In the June 2 New York Times, Memorial Sloan Kettering oncologist Jedd Wolchok discussed how new cancer immunotherapies are allowing patients to survive longer than ever before. The interview took place at the 2014 meeting of the American Society of Clinical Oncology in Chicago.
In May 2014, Dr. Wolchok also described the stunning success of cancer immunotherapy in detail in an article for Scientific American.
Memorial Sloan Kettering medical oncologist Jedd Wolchok is featured in the May issue of Scientific American and on its website describing the new generation of cancer therapies that unleash the immune system to attack tumors. This new approach, which Memorial Sloan Kettering physician-scientists played a major role in developing, is producing stunning results when combined with standard anticancer therapies.
“I believe it is finally time to start thinking realistically about long-term remissions, even cures, because we can now combine standard therapies that target the tumor with immunotherapies that boost a patient’s own defenses,” Dr. Wolchok writes in “New Drugs Free the Immune System to Fight Cancer.” (Subscription is required for access to the full article.)
On its website, Scientific American also has a brief commentary about the feature, along with a video of Dr. Wolchok presenting a comprehensive overview of the new approach. In his article, Dr. Wolchok recaps the history of attempts to harness host defenses against cancer, which dates back more than 100 years. In the 1890s, William Coley, a surgeon at New York Cancer Hospital (the predecessor to Memorial Sloan Kettering), discovered that cancer patients who suffered from infections after surgery often fared better than those who did not. Dr. Coley hypothesized that the body’s defense system, which had been mobilized against the pathogen, could also affect the tumor. In the ensuing decades, scientists learned a great deal about the immune system’s workings without much success in translating their findings into cancer therapies.
Taking off the Brakes
Then in the 1990s, researchers discovered the importance of CTLA-4, a protein receptor on the surface of immune cells called T cells that puts the brakes on these cells and prevents them from carrying out attacks. Immunologist James Allison identified an antibody that blocks CTLA-4 and showed that turning off those brakes allows T cells to destroy cancer in mice. (Dr. Allison, who spent nearly a decade of his career at Memorial Sloan Kettering before leaving in 2012, is now at MD Anderson Cancer Center in Houston.)Back to top
Striking Clinical Success

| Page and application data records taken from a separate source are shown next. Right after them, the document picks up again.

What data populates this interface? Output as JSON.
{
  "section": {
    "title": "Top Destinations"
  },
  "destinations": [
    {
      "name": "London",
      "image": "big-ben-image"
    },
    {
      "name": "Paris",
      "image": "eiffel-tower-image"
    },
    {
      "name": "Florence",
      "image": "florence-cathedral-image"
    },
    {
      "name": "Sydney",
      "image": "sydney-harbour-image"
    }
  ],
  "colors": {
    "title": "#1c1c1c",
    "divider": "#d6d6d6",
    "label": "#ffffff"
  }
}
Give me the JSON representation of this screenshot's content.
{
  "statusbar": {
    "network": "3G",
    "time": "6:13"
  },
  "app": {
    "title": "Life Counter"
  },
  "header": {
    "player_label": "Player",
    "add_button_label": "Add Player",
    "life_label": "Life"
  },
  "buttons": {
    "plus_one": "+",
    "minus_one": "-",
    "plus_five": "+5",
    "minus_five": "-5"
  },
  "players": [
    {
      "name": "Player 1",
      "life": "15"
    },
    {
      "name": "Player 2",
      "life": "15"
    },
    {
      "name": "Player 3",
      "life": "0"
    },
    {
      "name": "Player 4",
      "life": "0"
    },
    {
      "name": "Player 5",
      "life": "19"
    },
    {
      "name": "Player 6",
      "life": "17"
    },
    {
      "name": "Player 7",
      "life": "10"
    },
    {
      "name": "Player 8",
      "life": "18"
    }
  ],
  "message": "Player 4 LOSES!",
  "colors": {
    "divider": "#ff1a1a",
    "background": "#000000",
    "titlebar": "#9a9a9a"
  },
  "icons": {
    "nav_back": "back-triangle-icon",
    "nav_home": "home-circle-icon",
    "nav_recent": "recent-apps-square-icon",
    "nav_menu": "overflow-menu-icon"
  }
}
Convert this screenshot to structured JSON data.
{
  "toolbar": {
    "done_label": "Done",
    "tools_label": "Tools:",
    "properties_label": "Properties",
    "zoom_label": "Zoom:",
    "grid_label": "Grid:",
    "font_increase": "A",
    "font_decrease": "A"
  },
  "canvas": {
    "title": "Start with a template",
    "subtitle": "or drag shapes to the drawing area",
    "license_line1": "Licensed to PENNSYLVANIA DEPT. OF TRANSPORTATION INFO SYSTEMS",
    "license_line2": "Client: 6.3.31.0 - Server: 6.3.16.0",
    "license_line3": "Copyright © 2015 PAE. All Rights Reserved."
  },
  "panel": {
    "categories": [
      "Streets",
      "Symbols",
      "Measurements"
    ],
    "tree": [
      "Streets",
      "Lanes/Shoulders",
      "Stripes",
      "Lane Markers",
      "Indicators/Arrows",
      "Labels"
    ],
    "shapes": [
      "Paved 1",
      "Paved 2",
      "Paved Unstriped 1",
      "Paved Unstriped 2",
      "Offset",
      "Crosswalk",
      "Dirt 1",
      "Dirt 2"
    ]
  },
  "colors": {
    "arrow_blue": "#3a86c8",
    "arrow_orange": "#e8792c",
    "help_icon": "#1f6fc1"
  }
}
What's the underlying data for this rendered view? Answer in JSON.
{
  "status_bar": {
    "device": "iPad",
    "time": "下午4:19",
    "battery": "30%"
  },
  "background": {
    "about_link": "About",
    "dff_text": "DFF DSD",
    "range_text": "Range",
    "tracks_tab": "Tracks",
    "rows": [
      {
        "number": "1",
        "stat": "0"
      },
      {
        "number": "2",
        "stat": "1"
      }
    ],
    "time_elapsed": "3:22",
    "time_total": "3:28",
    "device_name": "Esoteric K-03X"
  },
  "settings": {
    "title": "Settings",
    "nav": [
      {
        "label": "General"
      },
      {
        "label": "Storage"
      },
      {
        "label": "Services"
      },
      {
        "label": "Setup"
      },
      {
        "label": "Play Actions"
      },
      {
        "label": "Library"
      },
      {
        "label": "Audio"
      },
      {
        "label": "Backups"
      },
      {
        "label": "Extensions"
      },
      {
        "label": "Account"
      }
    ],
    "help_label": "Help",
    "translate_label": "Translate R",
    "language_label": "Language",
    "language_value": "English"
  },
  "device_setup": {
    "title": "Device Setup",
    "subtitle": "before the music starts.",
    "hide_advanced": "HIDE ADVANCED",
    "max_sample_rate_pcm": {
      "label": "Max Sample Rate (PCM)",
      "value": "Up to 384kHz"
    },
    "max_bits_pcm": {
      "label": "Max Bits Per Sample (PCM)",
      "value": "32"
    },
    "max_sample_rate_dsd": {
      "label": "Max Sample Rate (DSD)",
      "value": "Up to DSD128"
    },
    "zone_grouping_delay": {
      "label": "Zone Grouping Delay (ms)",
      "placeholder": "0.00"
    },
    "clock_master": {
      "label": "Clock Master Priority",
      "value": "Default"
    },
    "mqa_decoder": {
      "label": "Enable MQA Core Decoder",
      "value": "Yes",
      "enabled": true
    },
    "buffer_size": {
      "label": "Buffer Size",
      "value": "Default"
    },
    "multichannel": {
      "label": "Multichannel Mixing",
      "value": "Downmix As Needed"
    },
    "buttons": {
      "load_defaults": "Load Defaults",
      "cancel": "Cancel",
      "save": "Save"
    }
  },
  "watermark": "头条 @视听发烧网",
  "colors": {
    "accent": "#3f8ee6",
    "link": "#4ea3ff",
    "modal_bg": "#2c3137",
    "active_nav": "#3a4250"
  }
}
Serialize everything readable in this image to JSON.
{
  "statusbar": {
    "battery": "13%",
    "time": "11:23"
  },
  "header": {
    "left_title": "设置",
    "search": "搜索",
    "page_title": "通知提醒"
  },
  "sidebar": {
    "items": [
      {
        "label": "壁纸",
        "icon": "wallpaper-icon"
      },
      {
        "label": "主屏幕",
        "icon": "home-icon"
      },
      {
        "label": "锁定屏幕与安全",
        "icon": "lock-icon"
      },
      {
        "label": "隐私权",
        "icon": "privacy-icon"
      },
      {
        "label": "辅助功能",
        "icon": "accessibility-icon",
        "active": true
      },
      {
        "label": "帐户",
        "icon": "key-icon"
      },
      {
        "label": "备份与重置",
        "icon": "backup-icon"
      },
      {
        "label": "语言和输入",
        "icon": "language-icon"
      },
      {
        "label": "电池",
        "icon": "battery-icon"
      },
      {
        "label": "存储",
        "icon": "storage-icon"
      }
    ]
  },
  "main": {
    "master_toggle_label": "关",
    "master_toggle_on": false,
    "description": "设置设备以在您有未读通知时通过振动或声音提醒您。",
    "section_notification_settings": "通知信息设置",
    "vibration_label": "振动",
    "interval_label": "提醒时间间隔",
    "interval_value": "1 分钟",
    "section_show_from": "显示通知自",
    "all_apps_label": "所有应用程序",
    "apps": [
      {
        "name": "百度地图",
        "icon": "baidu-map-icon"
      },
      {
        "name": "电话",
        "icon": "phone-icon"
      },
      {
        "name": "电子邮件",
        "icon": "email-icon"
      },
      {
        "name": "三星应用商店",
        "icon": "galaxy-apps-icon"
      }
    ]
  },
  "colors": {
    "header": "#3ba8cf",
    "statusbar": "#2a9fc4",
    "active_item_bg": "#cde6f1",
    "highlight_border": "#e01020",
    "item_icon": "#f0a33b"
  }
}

Anti-CTLA-4 eventually became ipilimumab (YervoyTM), a drug approved in 2011 for the treatment of metastatic melanoma, the most deadly form of skin cancer. Dr. Allison and Dr. Wolchok helped guide the development of ipilimumab from the first laboratory studies through the late-stage clinical trials that led to the drug’s approval. Results of the latest clinical studies show that just over 20 percent of patients with metastatic melanoma treated with ipilimumab show long-term control of their disease, remaining alive for more than three years after treatment. (Previously, median life expectancy was seven to eight months.)
Researchers have found a second immune-system-braking molecule, called PD-1, which can also be blocked with antibodies. Immunotherapies targeting PD-1 have proved successful in treating lung cancer. “No longer can skeptical clinicians dismiss the approach as likely to be viable for only a few specific kinds of tumors,” Dr. Wolchok writes. “Odds are this approach will soon join chemotherapy and radiation as a standard treatment for many kinds of tumors.”
Dr. Wolchok’s research on immune therapies for melanoma continues, including a study last year that found more than half of patients with advanced skin melanoma experienced tumor shrinkage of more than 80 percent when given the combination of ipilimumab and the antibody drug nivolumab, which blocks PD-1.Back to top
Dr. Wolchok describes the optimism that has grown throughout the medical community over the last few years about immunotherapy treatments in patients with advanced leukemia and kidney and lung cancers. “Although immunotherapy is by no means a panacea, the recent advances may allow us to make significantly more progress against the later stages of cancer than we have been able to achieve in recent decades,” he writes.Back to top